### Supplied entries
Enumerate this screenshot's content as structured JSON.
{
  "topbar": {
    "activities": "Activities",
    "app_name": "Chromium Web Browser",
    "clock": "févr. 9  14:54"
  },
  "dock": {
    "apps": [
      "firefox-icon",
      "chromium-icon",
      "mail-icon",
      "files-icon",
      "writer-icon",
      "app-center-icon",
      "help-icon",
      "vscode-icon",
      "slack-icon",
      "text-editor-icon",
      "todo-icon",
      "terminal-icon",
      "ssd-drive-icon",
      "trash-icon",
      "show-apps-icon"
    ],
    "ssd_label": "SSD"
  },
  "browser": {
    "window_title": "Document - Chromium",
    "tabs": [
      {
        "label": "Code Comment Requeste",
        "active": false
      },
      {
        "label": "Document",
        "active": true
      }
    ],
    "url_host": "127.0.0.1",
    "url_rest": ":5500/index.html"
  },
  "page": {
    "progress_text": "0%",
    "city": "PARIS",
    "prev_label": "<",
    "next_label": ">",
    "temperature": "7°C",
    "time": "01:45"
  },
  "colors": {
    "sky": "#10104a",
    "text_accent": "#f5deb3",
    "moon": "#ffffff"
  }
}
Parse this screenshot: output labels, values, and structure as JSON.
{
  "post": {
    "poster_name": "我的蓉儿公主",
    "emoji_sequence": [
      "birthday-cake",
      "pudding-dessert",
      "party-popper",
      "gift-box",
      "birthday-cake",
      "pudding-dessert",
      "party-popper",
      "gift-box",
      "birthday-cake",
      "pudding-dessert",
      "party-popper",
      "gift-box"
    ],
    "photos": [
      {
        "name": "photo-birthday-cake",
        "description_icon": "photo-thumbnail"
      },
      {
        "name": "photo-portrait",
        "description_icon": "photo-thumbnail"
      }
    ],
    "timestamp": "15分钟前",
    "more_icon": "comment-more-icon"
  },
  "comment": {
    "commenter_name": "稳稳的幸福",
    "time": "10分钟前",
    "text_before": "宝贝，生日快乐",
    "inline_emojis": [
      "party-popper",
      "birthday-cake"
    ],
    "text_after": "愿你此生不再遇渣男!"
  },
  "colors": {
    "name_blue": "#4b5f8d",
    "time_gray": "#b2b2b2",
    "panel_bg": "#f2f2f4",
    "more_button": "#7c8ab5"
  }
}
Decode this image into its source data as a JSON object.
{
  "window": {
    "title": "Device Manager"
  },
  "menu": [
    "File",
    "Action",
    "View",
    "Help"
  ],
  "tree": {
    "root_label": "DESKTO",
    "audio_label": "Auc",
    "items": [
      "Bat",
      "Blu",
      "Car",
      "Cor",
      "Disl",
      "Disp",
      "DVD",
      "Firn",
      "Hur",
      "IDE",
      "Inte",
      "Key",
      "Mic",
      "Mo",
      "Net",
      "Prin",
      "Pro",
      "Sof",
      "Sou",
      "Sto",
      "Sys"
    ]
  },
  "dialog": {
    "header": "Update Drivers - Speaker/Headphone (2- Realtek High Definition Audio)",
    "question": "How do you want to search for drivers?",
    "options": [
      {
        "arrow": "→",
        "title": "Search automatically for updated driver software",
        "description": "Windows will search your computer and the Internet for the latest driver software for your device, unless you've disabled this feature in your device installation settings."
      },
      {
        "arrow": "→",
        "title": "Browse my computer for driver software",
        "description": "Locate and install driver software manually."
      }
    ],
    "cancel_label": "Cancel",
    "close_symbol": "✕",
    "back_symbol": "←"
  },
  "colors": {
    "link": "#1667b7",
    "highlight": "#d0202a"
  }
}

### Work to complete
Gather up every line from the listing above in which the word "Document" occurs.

### Task answer
    "window_title": "Document - Chromium",
        "label": "Document",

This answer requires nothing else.